Canadian Blood Services and Hema-Quebec have banned blood donations from gay men since 1983. According to an article this week from CBC the Canadian Blood Services wants to change that policy. The new mandate would allow gay men to donate blood if they haven’t had sex with a man in the last five years. The ban made sense in 1983 because at that time there was no effective way to test blood for HIV. It no longer makes sense in 2013. One of the reasons the 1983 ban has hung on so long is because many people became infected by HIV in the early 80s through blood transfusions. They and their families have mounted continuing pressure on the blood agencies to maintain the ban.
AIDS Awareness Associations throughout Canada maintain that the ban should be dropped completely pointing out that a five-year ban doesn’t provide any more of a safety-net than a one year ban would. The fact of the matter is that the ban is archaic and discriminatory, whether it be permanent or for the five years that they are calling for. With advanced HIV-testing technology in place, replacing the ban with a one-year deferral would mean that only one HIV-infected unit of blood per 11 million would enter the blood supply.
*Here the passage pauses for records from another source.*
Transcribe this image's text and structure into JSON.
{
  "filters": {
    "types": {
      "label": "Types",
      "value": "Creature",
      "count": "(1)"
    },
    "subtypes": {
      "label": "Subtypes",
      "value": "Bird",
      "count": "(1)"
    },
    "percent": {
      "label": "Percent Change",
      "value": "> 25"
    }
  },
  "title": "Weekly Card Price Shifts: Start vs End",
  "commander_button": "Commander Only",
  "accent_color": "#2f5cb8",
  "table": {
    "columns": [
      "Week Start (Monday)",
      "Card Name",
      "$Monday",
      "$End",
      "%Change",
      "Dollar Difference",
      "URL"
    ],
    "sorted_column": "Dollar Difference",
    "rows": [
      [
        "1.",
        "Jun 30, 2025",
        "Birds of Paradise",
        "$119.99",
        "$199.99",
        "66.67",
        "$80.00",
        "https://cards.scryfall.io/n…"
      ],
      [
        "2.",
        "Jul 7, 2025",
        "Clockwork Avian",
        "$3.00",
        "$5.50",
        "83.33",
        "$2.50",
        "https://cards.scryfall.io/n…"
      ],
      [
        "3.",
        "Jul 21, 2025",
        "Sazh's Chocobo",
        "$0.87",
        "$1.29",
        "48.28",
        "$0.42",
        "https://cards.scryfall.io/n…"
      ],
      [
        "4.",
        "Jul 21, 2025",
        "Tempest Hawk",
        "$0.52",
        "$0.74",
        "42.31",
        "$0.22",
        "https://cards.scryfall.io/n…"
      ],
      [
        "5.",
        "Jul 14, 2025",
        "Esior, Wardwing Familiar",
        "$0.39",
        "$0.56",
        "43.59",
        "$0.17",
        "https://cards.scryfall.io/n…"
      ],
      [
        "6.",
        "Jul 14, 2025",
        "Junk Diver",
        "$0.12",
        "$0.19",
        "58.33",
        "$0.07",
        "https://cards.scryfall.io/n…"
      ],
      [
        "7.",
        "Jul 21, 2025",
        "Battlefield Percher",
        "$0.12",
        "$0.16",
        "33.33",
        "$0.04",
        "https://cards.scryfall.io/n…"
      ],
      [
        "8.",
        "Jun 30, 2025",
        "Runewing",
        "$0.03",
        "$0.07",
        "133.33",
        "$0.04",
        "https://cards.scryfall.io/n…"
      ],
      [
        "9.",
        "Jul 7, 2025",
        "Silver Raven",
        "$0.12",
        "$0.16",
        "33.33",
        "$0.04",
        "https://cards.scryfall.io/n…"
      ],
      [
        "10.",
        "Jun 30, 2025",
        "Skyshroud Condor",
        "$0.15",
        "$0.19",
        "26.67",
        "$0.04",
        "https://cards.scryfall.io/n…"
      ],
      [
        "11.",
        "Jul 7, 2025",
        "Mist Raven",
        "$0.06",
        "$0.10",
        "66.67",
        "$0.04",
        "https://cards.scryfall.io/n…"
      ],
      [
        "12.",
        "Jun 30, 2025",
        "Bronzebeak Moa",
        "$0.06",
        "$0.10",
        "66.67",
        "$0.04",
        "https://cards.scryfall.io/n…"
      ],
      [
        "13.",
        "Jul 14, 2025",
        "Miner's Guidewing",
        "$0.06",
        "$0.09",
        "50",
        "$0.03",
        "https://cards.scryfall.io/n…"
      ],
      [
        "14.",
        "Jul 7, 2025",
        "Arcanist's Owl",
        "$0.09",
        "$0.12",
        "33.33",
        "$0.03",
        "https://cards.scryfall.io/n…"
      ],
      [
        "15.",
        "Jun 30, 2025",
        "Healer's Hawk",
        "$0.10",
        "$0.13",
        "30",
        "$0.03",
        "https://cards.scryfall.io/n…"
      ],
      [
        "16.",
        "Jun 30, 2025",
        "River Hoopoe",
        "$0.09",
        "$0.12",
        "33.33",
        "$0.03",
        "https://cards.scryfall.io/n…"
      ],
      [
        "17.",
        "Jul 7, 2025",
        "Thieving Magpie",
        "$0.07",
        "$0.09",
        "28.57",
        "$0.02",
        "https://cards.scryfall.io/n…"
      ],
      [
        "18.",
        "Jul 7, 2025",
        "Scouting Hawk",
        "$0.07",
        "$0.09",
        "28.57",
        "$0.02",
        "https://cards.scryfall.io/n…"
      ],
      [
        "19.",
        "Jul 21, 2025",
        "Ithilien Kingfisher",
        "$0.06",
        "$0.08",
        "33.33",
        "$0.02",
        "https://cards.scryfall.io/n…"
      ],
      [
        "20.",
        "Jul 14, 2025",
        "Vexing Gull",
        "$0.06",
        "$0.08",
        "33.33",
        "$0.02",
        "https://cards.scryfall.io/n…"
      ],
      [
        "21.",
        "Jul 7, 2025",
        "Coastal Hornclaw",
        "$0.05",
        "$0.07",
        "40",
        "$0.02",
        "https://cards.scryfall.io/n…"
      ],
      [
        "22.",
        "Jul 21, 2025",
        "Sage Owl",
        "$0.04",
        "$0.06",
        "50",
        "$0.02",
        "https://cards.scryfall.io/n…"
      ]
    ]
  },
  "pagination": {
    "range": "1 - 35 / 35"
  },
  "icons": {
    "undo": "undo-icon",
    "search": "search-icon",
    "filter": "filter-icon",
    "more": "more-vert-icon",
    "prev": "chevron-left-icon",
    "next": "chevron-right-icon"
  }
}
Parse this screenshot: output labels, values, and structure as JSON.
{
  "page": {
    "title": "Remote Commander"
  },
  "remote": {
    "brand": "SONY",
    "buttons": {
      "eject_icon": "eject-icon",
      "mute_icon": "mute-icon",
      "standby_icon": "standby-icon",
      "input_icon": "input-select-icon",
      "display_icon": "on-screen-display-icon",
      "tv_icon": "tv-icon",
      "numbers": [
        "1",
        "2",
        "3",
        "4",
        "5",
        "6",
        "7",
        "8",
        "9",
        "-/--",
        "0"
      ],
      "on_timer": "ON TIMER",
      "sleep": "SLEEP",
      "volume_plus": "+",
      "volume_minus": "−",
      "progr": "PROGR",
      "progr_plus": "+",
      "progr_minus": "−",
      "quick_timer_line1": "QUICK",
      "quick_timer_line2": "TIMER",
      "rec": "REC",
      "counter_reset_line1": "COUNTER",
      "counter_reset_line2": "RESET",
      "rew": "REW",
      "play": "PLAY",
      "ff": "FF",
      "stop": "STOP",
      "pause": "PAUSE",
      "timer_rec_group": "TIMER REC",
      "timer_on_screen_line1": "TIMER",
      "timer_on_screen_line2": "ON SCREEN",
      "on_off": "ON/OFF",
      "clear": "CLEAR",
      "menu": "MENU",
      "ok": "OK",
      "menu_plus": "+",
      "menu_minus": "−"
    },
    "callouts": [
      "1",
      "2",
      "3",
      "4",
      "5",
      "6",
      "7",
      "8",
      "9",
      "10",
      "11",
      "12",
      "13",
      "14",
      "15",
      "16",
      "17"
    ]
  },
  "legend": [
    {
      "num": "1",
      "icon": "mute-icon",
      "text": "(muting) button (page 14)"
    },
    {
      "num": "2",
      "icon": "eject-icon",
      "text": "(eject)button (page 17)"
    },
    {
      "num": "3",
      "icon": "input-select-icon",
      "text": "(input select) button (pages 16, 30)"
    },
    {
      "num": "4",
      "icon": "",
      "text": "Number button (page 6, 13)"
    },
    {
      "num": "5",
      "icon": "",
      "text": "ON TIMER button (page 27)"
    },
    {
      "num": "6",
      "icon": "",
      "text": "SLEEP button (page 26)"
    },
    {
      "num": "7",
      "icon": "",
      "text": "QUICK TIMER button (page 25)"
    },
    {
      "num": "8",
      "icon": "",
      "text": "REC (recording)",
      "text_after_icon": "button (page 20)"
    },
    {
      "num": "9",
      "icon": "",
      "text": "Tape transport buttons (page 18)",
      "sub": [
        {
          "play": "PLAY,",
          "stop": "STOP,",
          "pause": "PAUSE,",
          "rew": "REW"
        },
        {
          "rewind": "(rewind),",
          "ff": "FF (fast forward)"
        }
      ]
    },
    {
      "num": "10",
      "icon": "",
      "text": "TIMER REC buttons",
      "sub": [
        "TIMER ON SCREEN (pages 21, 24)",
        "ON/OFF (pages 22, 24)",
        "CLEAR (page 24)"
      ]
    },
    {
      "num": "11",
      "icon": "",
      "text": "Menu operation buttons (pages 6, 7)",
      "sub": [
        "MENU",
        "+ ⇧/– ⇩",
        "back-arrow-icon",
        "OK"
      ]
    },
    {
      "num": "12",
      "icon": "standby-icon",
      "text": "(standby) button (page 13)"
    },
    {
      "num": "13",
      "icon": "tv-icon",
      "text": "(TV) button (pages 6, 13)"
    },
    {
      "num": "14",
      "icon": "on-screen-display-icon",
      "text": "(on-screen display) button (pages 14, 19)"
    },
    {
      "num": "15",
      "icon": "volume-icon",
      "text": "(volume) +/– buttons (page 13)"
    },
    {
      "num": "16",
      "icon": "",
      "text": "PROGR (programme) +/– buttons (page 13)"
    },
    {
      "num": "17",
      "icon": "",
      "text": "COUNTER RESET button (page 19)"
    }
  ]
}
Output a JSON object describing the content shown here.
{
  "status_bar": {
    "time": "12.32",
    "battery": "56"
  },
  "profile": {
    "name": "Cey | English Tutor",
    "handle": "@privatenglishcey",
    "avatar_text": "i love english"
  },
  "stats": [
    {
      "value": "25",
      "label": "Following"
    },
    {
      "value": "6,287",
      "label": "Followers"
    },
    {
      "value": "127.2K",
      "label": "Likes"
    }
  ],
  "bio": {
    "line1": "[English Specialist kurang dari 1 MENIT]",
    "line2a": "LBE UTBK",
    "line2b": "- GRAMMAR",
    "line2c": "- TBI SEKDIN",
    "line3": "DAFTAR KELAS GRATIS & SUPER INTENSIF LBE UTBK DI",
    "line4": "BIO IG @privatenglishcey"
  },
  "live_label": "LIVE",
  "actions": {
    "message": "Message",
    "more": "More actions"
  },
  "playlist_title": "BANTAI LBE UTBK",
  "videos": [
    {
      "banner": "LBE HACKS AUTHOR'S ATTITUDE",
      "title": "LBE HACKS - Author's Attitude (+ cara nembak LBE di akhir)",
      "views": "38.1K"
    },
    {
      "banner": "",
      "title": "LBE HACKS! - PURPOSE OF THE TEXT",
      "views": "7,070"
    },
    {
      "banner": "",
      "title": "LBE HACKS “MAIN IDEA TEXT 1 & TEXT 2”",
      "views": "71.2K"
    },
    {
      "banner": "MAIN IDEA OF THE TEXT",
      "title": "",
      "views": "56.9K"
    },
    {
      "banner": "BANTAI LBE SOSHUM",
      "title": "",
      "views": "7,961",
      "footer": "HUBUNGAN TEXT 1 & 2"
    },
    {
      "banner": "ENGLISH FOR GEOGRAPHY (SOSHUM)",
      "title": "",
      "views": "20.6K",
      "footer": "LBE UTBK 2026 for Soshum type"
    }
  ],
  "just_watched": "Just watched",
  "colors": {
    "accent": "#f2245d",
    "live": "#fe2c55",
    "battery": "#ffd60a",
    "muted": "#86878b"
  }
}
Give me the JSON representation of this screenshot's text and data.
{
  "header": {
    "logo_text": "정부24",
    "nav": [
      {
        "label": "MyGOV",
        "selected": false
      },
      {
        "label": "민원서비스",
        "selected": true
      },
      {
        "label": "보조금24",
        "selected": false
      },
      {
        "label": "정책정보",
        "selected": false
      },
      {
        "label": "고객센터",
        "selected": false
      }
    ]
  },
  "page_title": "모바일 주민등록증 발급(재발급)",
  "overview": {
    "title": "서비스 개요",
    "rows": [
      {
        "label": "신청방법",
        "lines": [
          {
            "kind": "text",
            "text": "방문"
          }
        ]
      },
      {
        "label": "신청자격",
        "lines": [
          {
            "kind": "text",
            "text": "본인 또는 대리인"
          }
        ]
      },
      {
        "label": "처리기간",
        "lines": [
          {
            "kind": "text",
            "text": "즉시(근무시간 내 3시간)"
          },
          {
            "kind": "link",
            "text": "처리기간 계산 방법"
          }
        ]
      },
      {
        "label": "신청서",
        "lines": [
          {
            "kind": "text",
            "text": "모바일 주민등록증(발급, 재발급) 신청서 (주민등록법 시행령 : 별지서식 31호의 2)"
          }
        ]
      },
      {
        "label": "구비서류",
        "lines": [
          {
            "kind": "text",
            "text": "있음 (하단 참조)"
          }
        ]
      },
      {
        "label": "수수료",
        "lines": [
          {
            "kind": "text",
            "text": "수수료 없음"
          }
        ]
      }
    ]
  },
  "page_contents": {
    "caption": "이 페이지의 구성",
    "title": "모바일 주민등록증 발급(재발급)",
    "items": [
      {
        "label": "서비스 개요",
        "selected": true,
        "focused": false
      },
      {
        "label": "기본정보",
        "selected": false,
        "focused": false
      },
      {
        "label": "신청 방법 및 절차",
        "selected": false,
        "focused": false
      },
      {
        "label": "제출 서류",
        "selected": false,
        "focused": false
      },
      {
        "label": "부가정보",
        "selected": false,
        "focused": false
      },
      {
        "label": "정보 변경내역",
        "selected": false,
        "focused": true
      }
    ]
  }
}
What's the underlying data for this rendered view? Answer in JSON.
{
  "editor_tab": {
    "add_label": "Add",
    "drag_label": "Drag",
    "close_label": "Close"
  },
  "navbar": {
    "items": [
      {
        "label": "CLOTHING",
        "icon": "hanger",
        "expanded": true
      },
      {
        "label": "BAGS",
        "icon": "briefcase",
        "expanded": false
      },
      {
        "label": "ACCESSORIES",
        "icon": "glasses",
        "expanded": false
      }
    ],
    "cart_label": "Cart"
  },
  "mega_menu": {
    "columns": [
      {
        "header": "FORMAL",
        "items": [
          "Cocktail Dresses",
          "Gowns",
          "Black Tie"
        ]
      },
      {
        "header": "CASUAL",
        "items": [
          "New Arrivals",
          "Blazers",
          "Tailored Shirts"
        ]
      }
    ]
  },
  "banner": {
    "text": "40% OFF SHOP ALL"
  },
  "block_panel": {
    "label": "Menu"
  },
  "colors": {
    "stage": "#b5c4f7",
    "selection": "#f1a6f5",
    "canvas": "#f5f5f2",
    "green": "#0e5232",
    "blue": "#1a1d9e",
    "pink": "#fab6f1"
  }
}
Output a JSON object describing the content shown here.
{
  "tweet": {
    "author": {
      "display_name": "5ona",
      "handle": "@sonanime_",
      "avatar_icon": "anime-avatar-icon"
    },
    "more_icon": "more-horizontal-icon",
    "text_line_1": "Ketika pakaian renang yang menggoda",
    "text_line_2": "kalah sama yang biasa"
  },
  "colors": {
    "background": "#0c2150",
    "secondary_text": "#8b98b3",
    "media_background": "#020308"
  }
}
It really makes no logical or medical sense to allow bed-hopping heterosexuals to donate blood while refusing gay men who have been in long-term committed relationships to donate. Truly our focus should be on the risk factors associated with certain practices and conditions such as multiple sexual partners and intravenous drug use, not sexual orientation.
The advantages of lifting the ban far outweigh the risks. Reducing the ban for gay men in stable relationships would increase the blood donor pool. In the United States, where a five-year deferral has been considered, it is estimated the blood donation pool would jump by 71,000, which is desperately needed.
Mexico is the first North American country to repeal its blanket ban on gay and bisexual men donating blood. The new rule prohibits people with hepatitis or HIV and their partners from donating. People who engage in risky sexual practices will also be banned from giving blood. This shifts the focus from same-sex sexual activity to high-risk unprotected sexual activity, a difference which will afford numerous gay men the option to contribute to blood supplies.
In the end, the logic of the ban, like most other blanket bans, has never really stood up to examination. It deals with homosexuality as though it were a high risk activity in and of itself. The ban does not take into account whether protection was used and whether the person is in a monogamous relationship. These are factors that, when added correctly, dramatically cut infection risk. And to prove the point that this ban is blindly discriminatory, heterosexual men and women are in not subjected to this type of treatment despite how risky their behaviour may have been. A change is definitely in order.
Until next time,
Peace, love and vitamin C!